++++ Data section

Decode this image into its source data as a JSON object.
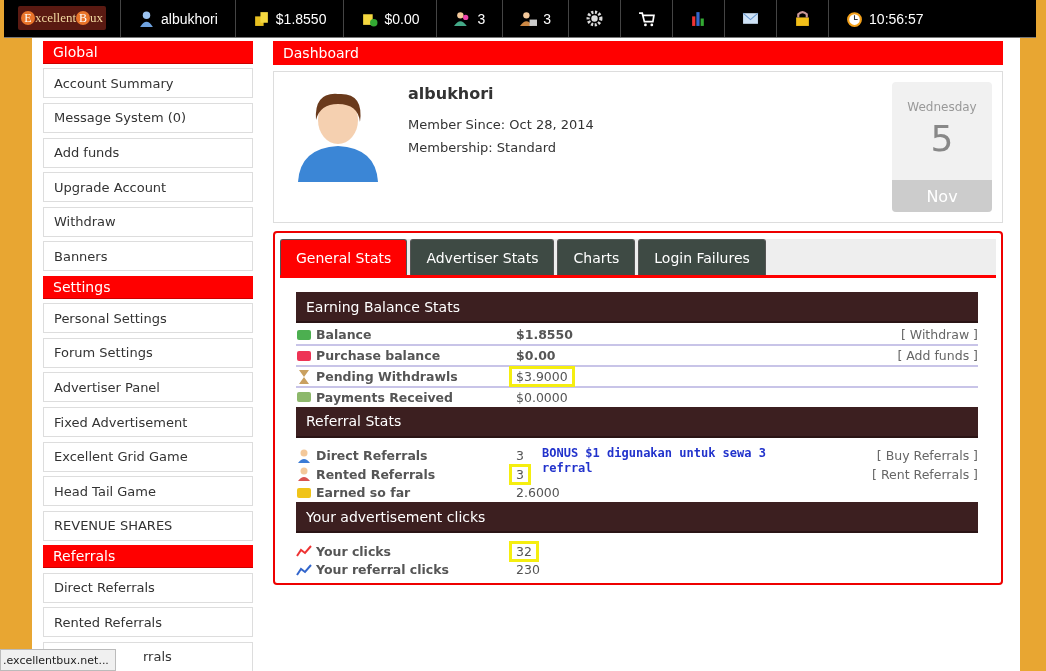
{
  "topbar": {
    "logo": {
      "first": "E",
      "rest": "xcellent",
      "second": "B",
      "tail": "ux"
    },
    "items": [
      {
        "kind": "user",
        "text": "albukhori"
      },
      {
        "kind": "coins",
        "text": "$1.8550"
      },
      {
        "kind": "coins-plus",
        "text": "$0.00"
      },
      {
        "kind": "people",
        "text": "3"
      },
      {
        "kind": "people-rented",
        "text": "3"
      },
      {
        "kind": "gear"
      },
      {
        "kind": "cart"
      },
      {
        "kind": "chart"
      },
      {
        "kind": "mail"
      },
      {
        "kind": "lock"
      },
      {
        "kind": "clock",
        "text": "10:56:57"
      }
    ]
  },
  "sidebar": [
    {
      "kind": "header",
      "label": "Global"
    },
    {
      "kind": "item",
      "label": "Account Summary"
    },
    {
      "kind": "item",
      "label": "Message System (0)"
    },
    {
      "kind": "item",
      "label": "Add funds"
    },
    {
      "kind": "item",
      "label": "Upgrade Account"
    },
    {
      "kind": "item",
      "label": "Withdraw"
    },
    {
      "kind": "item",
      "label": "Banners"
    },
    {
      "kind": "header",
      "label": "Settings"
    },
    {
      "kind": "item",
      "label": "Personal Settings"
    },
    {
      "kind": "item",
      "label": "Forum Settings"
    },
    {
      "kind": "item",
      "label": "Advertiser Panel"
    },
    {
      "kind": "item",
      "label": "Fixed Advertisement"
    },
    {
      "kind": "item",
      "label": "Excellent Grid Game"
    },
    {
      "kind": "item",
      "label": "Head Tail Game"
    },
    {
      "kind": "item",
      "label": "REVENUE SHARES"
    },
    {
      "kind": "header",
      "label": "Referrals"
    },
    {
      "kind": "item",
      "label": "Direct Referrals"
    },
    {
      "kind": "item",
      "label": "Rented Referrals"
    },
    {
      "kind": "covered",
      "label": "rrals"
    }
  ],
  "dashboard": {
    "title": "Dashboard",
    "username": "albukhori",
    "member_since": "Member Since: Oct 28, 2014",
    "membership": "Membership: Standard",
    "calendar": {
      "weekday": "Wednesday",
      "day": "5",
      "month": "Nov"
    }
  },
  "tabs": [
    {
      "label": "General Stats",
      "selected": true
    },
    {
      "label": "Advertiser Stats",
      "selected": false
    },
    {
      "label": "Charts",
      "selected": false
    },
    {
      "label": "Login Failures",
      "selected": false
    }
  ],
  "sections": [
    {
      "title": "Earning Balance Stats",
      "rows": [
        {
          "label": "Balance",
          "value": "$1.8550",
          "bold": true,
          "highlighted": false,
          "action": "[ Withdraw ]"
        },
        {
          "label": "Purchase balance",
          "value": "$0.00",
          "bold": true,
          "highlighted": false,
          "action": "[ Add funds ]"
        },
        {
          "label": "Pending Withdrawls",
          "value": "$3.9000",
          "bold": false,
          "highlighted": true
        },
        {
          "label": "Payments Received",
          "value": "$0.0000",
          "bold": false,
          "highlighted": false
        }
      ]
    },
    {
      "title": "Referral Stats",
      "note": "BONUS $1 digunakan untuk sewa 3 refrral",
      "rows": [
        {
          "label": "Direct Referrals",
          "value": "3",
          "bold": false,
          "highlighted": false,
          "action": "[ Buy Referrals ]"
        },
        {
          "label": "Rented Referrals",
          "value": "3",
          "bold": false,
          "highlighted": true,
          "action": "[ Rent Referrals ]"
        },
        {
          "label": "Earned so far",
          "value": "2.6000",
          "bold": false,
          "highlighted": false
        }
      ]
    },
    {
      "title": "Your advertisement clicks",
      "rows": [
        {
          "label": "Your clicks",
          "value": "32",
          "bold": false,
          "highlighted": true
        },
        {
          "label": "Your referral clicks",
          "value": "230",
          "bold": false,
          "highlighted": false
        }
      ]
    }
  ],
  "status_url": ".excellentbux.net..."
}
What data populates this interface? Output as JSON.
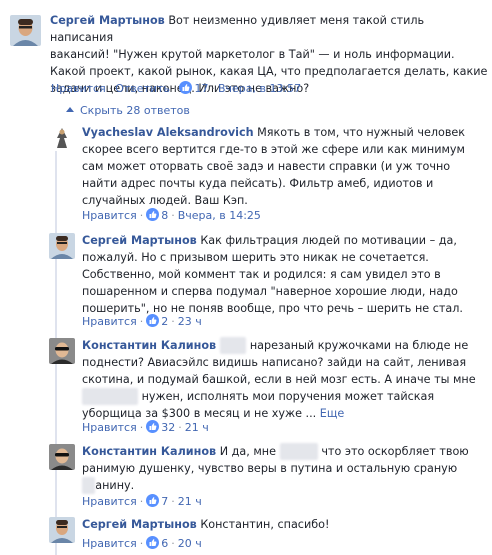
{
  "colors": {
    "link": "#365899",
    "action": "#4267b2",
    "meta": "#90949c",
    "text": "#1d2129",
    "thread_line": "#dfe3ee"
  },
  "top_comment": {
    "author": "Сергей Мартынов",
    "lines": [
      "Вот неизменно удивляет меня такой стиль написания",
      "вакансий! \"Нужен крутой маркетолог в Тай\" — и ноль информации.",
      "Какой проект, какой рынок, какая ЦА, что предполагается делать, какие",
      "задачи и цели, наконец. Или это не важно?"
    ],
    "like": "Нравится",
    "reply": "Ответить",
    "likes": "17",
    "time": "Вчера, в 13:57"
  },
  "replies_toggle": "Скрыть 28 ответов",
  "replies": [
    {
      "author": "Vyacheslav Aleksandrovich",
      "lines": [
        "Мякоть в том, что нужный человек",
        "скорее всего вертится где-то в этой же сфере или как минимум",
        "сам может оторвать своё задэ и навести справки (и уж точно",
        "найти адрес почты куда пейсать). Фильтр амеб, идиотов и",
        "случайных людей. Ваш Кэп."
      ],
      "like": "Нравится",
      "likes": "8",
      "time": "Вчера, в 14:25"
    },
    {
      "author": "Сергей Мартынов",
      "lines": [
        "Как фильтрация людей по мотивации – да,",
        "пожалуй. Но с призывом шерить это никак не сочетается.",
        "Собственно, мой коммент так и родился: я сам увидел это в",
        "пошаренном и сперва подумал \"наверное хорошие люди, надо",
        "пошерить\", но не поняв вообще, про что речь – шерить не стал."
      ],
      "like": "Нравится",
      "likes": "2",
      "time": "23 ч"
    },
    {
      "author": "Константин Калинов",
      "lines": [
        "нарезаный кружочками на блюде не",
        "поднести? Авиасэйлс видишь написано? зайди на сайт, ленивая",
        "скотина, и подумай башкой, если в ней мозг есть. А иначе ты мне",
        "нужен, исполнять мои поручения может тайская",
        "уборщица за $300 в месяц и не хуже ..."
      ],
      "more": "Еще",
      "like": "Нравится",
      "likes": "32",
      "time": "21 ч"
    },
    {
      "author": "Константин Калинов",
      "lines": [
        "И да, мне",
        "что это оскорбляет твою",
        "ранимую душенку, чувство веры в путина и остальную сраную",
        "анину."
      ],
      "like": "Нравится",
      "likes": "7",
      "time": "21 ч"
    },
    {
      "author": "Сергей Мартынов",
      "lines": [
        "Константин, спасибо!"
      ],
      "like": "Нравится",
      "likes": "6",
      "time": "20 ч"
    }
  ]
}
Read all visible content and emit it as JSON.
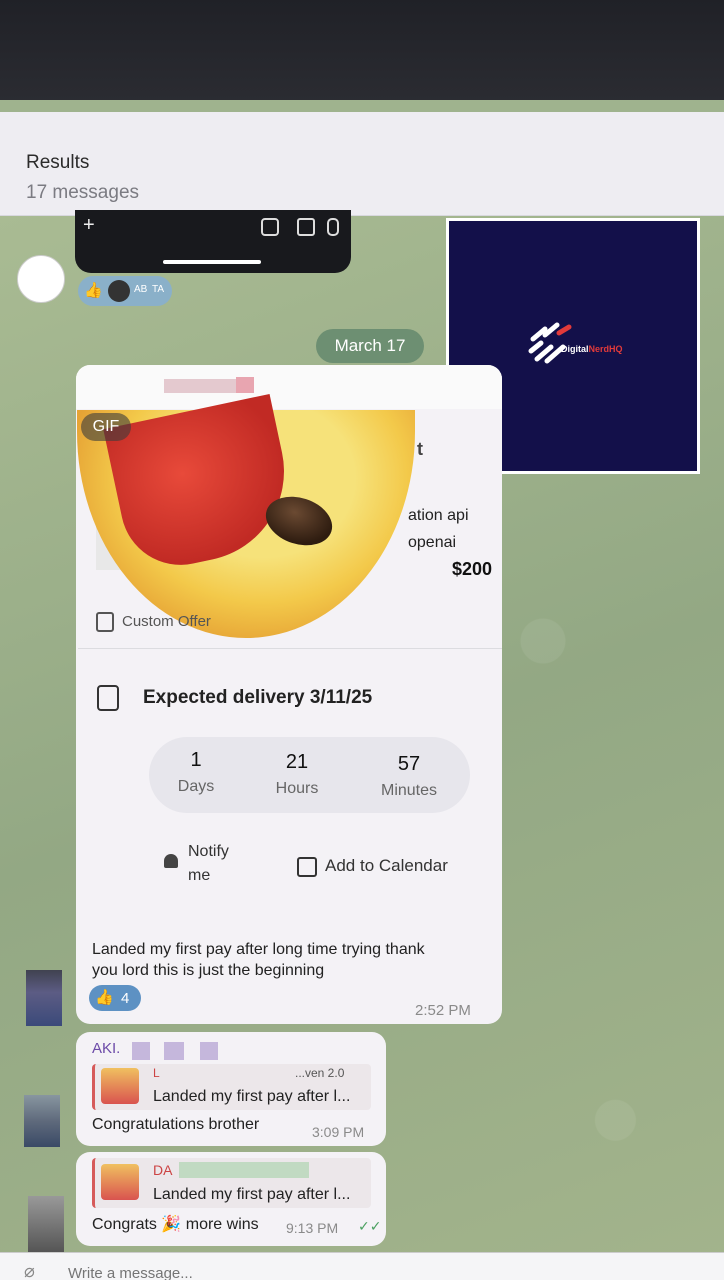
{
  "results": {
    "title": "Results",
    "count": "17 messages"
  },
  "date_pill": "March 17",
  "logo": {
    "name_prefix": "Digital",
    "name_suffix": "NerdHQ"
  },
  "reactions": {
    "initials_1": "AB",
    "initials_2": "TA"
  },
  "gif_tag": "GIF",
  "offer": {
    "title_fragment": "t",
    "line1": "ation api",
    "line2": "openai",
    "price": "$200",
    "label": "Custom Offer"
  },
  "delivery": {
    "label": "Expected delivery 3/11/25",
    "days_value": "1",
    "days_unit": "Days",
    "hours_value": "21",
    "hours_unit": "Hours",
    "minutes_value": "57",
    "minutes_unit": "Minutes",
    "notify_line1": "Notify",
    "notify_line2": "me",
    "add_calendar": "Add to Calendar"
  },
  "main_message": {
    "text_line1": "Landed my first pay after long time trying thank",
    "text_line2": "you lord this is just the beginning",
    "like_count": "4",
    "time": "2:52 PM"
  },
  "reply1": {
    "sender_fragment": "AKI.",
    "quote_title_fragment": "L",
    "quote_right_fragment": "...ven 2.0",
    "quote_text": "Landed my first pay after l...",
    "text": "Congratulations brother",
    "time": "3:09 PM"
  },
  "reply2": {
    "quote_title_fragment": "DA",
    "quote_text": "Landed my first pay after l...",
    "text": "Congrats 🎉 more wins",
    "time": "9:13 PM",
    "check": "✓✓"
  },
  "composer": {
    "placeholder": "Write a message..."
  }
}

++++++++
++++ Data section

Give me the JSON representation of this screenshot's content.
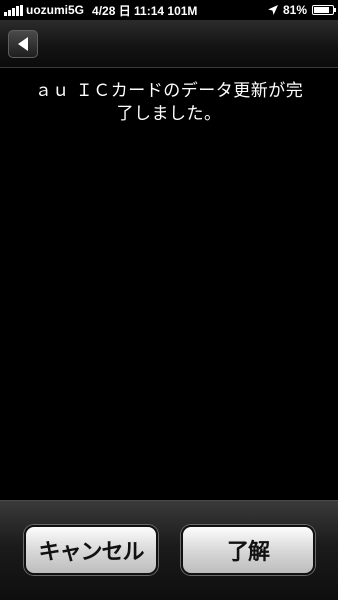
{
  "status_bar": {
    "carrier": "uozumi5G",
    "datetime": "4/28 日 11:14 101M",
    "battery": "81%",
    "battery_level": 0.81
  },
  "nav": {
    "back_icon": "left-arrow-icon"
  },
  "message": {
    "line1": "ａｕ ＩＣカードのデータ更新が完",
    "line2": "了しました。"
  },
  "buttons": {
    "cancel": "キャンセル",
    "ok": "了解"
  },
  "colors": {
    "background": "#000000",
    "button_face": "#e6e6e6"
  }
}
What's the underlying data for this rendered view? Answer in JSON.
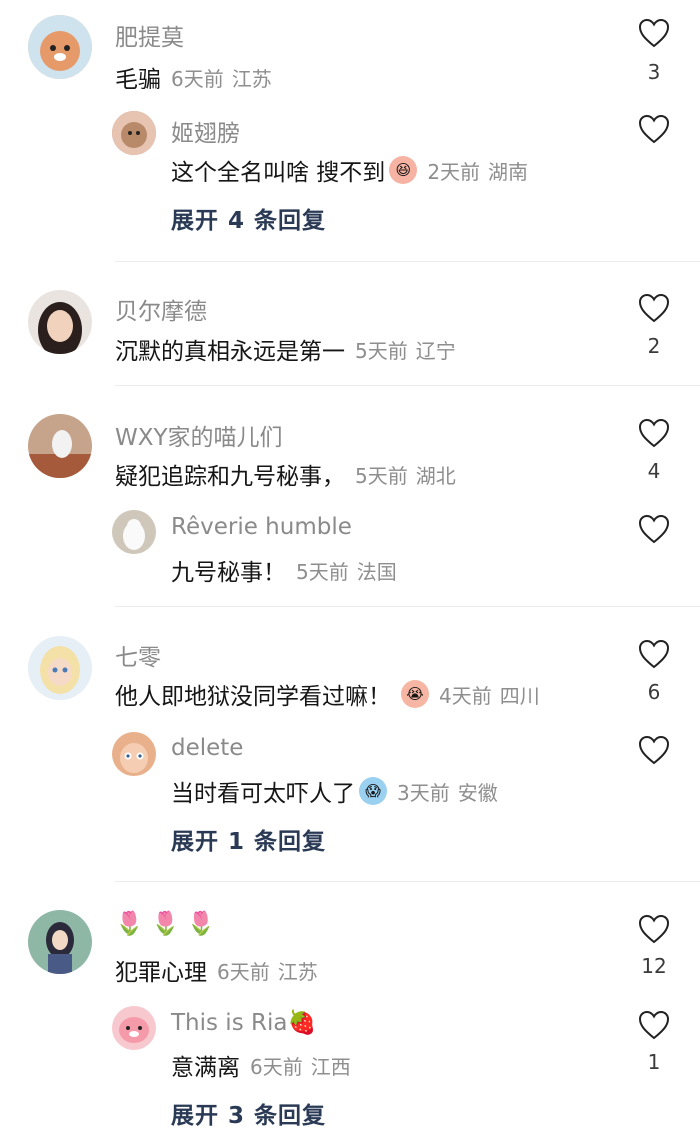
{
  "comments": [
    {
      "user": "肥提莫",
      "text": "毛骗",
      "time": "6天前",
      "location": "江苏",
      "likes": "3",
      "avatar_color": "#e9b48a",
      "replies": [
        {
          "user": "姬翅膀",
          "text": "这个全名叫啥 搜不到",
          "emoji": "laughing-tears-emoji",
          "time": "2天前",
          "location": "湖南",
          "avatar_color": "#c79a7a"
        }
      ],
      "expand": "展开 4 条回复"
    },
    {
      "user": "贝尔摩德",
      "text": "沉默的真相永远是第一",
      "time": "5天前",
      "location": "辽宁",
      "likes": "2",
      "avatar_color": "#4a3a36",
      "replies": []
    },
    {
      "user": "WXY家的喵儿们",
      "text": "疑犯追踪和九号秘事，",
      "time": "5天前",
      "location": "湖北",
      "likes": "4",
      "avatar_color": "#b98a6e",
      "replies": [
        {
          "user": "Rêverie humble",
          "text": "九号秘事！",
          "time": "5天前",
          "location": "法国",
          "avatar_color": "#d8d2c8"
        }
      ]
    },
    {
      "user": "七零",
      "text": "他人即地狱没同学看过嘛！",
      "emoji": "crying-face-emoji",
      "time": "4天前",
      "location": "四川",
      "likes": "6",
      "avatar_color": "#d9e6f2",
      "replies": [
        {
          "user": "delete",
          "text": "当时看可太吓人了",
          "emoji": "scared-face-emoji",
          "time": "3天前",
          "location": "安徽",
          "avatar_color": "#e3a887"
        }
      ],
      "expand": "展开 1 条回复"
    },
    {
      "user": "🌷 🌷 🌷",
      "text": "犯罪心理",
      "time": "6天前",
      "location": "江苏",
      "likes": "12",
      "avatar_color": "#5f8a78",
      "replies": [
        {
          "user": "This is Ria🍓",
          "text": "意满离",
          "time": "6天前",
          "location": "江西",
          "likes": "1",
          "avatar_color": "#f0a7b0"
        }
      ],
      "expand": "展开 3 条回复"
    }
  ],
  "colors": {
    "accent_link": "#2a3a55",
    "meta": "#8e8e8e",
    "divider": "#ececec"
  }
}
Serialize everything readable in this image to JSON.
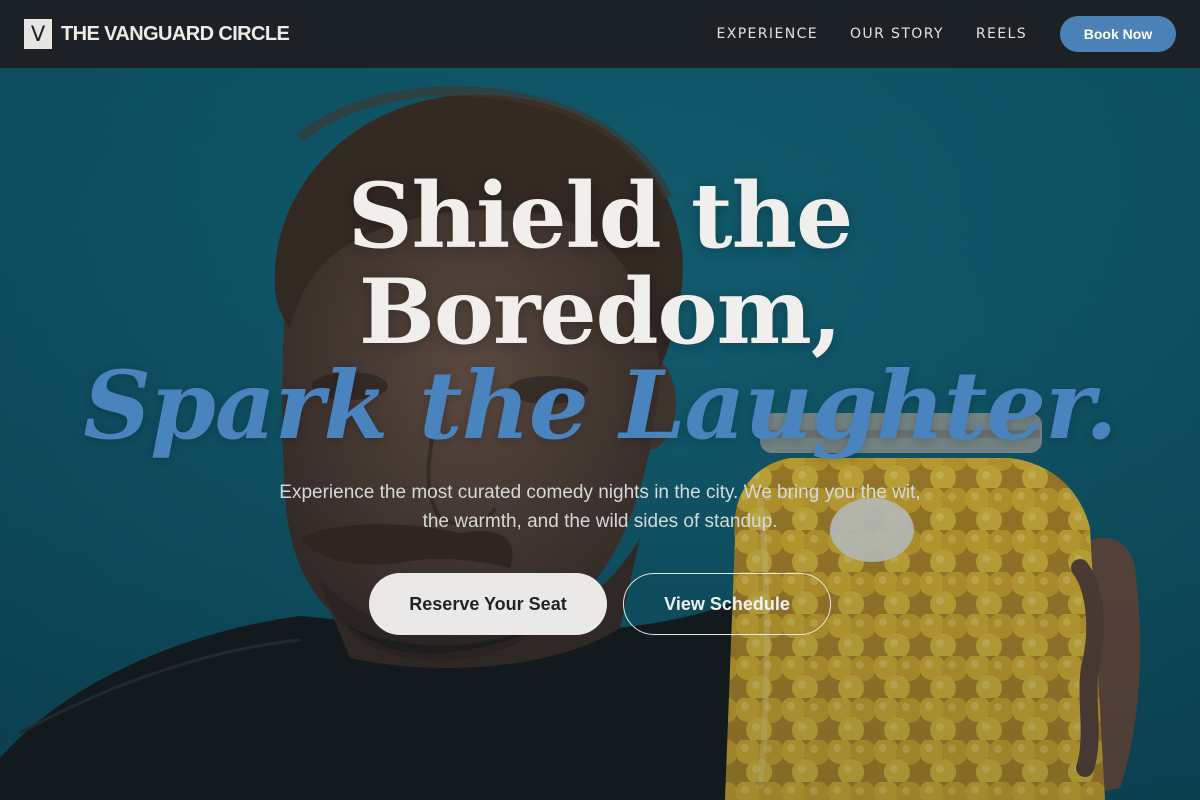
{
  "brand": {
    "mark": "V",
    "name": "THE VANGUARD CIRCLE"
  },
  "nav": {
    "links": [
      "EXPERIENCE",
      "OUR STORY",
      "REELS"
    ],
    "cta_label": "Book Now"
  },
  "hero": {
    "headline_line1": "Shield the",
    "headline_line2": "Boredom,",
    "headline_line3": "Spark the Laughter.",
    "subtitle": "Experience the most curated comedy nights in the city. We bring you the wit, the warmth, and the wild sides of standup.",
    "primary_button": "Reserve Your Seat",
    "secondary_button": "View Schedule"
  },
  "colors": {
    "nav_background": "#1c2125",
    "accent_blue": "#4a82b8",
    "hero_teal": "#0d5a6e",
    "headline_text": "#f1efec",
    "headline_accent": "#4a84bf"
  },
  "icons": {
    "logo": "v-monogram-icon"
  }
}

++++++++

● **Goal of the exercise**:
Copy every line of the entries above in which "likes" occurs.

● **Answer space**:
    "likes": "17",
      "likes": "8",
      "likes": "2",
      "likes": "32",
      "likes": "7",
      "likes": "6",
      "likes": "3",
      "likes": "2",
      "likes": "4",
      "likes": "6",
      "likes": "12",
          "likes": "1",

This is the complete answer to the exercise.